=== Section Start ===

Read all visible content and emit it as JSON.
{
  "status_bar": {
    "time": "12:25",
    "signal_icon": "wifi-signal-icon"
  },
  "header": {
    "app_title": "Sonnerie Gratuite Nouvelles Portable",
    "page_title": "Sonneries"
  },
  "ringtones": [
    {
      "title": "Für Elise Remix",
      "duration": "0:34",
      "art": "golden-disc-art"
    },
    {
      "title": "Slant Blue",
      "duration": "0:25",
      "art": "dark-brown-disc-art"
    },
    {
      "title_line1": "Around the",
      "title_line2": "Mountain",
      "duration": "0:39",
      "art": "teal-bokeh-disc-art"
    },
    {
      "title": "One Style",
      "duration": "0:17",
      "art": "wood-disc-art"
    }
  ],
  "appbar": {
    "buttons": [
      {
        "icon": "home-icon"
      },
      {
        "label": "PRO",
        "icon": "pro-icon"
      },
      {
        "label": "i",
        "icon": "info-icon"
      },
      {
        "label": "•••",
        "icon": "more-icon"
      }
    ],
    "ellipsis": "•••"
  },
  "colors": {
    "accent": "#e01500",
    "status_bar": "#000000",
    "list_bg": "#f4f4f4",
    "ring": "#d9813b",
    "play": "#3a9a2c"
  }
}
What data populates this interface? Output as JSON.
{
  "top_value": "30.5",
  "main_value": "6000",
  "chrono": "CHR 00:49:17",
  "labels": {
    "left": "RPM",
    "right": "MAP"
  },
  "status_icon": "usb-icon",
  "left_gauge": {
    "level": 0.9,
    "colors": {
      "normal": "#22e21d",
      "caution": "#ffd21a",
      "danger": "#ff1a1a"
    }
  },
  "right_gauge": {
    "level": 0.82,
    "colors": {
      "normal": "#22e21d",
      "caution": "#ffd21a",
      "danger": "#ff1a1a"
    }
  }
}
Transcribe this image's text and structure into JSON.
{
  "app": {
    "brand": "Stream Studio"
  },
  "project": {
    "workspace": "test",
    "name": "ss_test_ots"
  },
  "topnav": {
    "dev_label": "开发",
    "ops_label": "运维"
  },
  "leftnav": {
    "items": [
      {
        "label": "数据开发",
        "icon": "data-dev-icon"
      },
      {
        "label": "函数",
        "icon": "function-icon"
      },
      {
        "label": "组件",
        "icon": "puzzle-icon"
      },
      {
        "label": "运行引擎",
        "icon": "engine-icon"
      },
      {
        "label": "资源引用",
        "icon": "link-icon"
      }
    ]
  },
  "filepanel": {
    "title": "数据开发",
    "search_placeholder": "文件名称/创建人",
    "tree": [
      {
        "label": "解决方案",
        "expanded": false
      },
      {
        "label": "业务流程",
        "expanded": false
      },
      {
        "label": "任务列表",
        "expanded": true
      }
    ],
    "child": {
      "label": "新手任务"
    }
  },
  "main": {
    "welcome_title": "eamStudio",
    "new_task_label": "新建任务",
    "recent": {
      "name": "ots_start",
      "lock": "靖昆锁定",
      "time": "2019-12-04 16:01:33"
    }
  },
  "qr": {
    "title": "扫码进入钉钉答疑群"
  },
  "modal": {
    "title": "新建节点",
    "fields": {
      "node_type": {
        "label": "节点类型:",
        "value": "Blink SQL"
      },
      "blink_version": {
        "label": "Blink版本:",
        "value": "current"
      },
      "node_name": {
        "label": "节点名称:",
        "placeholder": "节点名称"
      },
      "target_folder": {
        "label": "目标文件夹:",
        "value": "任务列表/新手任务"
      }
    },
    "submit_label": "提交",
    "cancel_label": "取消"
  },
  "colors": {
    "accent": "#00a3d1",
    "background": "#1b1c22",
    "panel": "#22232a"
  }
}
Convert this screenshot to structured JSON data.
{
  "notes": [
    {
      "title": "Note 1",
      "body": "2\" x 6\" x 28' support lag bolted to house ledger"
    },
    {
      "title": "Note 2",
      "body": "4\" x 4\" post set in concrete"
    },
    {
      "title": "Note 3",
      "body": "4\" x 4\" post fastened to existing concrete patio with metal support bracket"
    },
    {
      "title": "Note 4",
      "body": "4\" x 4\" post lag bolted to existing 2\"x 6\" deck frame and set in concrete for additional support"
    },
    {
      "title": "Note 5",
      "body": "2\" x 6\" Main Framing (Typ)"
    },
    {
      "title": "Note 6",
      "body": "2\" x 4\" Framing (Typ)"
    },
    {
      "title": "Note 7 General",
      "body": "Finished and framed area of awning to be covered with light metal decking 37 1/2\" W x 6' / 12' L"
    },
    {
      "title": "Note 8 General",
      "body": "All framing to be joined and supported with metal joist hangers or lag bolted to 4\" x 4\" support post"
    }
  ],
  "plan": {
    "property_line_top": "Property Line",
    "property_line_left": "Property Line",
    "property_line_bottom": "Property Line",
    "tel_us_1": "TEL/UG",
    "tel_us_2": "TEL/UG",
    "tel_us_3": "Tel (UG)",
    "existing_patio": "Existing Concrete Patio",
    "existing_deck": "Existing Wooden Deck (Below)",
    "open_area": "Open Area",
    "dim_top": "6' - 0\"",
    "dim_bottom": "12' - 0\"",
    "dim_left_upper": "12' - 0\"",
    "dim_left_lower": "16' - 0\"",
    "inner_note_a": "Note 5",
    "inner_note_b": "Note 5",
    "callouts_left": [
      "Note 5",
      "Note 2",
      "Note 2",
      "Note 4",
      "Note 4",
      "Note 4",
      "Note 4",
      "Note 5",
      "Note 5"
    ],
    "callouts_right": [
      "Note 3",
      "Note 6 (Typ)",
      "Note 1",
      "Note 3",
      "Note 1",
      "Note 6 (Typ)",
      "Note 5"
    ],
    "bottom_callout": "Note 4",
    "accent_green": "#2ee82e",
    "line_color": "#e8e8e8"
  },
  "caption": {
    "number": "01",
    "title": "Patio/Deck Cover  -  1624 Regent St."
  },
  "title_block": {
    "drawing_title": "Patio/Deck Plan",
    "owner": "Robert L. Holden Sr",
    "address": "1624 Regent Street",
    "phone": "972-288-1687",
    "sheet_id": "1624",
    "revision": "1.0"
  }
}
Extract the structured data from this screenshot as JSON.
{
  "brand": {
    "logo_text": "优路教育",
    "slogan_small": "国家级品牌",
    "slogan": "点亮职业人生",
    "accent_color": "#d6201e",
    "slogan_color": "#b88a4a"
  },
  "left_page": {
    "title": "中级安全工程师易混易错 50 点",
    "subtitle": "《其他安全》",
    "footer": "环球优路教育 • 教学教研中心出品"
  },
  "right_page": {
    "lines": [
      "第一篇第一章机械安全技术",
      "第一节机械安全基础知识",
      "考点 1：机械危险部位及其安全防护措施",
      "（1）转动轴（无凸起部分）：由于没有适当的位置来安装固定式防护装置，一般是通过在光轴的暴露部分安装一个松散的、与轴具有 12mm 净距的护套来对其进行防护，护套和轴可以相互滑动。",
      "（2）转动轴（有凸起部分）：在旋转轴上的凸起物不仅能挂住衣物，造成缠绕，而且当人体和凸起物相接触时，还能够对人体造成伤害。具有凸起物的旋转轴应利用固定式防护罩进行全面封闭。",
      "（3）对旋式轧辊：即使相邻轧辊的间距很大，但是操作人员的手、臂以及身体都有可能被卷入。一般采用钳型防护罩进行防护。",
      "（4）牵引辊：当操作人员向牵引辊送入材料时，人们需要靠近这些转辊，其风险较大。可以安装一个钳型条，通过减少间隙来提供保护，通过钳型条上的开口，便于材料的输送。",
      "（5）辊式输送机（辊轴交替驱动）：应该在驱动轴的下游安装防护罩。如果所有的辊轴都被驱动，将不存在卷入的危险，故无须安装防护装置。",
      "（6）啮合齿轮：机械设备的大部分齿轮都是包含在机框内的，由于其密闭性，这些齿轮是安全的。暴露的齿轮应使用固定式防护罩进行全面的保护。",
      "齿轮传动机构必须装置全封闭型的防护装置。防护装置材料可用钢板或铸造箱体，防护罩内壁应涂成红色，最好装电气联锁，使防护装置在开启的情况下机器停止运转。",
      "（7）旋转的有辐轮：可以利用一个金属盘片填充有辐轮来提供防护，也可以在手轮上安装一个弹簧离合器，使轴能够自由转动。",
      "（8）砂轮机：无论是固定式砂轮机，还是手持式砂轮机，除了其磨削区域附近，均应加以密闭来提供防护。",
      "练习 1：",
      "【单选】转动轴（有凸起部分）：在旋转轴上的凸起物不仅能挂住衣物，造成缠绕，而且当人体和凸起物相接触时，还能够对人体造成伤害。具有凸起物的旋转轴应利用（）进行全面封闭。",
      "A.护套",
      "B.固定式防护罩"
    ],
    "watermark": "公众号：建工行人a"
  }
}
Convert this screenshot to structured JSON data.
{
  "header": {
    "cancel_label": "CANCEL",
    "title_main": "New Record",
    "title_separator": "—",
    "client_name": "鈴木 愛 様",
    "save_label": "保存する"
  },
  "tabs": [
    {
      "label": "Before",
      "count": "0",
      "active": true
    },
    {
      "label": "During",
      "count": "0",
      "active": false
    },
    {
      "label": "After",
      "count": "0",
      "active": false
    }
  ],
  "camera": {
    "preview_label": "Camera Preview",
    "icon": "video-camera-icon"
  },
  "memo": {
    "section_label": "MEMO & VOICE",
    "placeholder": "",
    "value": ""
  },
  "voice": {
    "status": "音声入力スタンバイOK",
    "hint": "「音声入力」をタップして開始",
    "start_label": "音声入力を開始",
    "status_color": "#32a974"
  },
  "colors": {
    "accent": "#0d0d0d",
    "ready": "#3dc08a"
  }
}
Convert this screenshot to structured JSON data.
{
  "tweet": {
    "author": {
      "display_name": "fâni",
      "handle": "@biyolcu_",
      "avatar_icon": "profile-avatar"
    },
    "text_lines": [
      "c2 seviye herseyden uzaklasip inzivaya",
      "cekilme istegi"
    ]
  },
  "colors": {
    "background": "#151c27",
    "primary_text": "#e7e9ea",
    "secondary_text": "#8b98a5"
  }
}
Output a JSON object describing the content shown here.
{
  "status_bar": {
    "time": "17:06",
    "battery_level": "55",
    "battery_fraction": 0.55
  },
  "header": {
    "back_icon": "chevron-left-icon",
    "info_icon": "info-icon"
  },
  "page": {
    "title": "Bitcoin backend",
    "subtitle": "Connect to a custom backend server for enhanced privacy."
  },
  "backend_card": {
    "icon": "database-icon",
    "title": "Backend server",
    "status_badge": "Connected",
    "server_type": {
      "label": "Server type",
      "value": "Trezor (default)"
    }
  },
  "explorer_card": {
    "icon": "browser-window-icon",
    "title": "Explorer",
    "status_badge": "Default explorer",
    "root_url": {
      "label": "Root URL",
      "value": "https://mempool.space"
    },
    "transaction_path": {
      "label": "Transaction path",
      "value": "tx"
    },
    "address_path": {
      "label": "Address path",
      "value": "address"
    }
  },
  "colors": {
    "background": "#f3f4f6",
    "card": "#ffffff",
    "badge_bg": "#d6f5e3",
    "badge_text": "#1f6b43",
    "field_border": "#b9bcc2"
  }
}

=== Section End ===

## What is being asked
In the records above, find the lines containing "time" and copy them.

## Result
    "time": "12:25",
      "time": "2019-12-04 16:01:33"
    "time": "17:06",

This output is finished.